ASR: At what point did you learn to print?
MC: I learned to print in 2005 when I took a class at Laney College. At the time, I was doing paintings that were very big, 5 x 7’, and stylistically laid out like a print with big, bold spaces of color. Shortly thereafter I met Favianna Rodriguez and Jesus. Jesus became a mentor of mine. He was taught by Juan Fuentes — he is a maestro! A few years later we started Dignidad Rebelde. This collaboration is one way we embody the push-back against the fetishization of the individual artist.
ASR: What are your thoughts and feelings about the Occupy movement?

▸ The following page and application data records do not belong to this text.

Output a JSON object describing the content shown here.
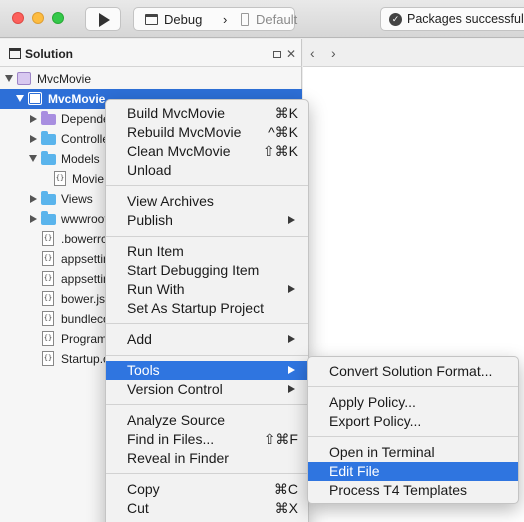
{
  "toolbar": {
    "configuration": "Debug",
    "separator": "›",
    "device": "Default",
    "status_message": "Packages successfully"
  },
  "solution_pad": {
    "title": "Solution",
    "tree": [
      {
        "label": "MvcMovie",
        "kind": "solution",
        "expanded": true
      },
      {
        "label": "MvcMovie",
        "kind": "project",
        "expanded": true,
        "selected": true
      },
      {
        "label": "Dependencies",
        "kind": "folder-purple"
      },
      {
        "label": "Controllers",
        "kind": "folder"
      },
      {
        "label": "Models",
        "kind": "folder",
        "expanded": true
      },
      {
        "label": "Movie.cs",
        "kind": "file"
      },
      {
        "label": "Views",
        "kind": "folder"
      },
      {
        "label": "wwwroot",
        "kind": "folder"
      },
      {
        "label": ".bowerrc",
        "kind": "file"
      },
      {
        "label": "appsettings.Development.json",
        "kind": "file"
      },
      {
        "label": "appsettings.json",
        "kind": "file"
      },
      {
        "label": "bower.json",
        "kind": "file"
      },
      {
        "label": "bundleconfig.json",
        "kind": "file"
      },
      {
        "label": "Program.cs",
        "kind": "file"
      },
      {
        "label": "Startup.cs",
        "kind": "file"
      }
    ]
  },
  "editor": {
    "back": "‹",
    "forward": "›"
  },
  "context_menu": {
    "items": [
      {
        "label": "Build MvcMovie",
        "shortcut": "⌘K"
      },
      {
        "label": "Rebuild MvcMovie",
        "shortcut": "^⌘K"
      },
      {
        "label": "Clean MvcMovie",
        "shortcut": "⇧⌘K"
      },
      {
        "label": "Unload",
        "shortcut": ""
      },
      {
        "label": "View Archives",
        "shortcut": ""
      },
      {
        "label": "Publish",
        "shortcut": ""
      },
      {
        "label": "Run Item",
        "shortcut": ""
      },
      {
        "label": "Start Debugging Item",
        "shortcut": ""
      },
      {
        "label": "Run With",
        "shortcut": ""
      },
      {
        "label": "Set As Startup Project",
        "shortcut": ""
      },
      {
        "label": "Add",
        "shortcut": ""
      },
      {
        "label": "Tools",
        "shortcut": ""
      },
      {
        "label": "Version Control",
        "shortcut": ""
      },
      {
        "label": "Analyze Source",
        "shortcut": ""
      },
      {
        "label": "Find in Files...",
        "shortcut": "⇧⌘F"
      },
      {
        "label": "Reveal in Finder",
        "shortcut": ""
      },
      {
        "label": "Copy",
        "shortcut": "⌘C"
      },
      {
        "label": "Cut",
        "shortcut": "⌘X"
      }
    ]
  },
  "tools_submenu": {
    "items": [
      {
        "label": "Convert Solution Format..."
      },
      {
        "label": "Apply Policy..."
      },
      {
        "label": "Export Policy..."
      },
      {
        "label": "Open in Terminal"
      },
      {
        "label": "Edit File"
      },
      {
        "label": "Process T4 Templates"
      }
    ]
  },
  "colors": {
    "selection": "#2d6fd7",
    "menu_highlight": "#2f75e0",
    "folder": "#5ab4ec"
  }
}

MC: I view the initial moments of encampments as catalyzing and a demonstration for people who were not involved or were minimally involved in the broad issues that were surfaced through Occupy. Now I see the organizing has gotten more pointed, for example, the big action that happened against Wells Fargo on April 24. More people are getting involved in the organizing, and there is a target and people trying to do really specific things. People are also looking at new forms of how to act cooperatively, like starting arts co-ops where people come together to teach each other.
The next phase of Occupy is people developing practices beyond these catalyzing moments. When I look out the window of my day job over the plaza where Occupy Oakland was, every week there are people who come together and they make a piece of chalk art, people were having a dance party, having fun together. There was no one creating artwork or being creative once a week in the plaza before Occupy. It is hard to track everything that came out of Occupy because there was so much. It wasn’t about just one thing. Some of it was controversial, like the split between calling Occupy Oakland “Occupy” versus “Decolonize Oakland” — even the fact that that conversation took place and pushed people was important. There is a lot to learn from it and its continuing movement around the world. That momentum is important. Our insurgent spirits haven’t been quelled by the loss of the encampments. People are willing to fight for their vision of what that society can be. I’m going to keep making images that hopefully capture those visions, help focus them and reflect them back, so the people can see what they are a part of.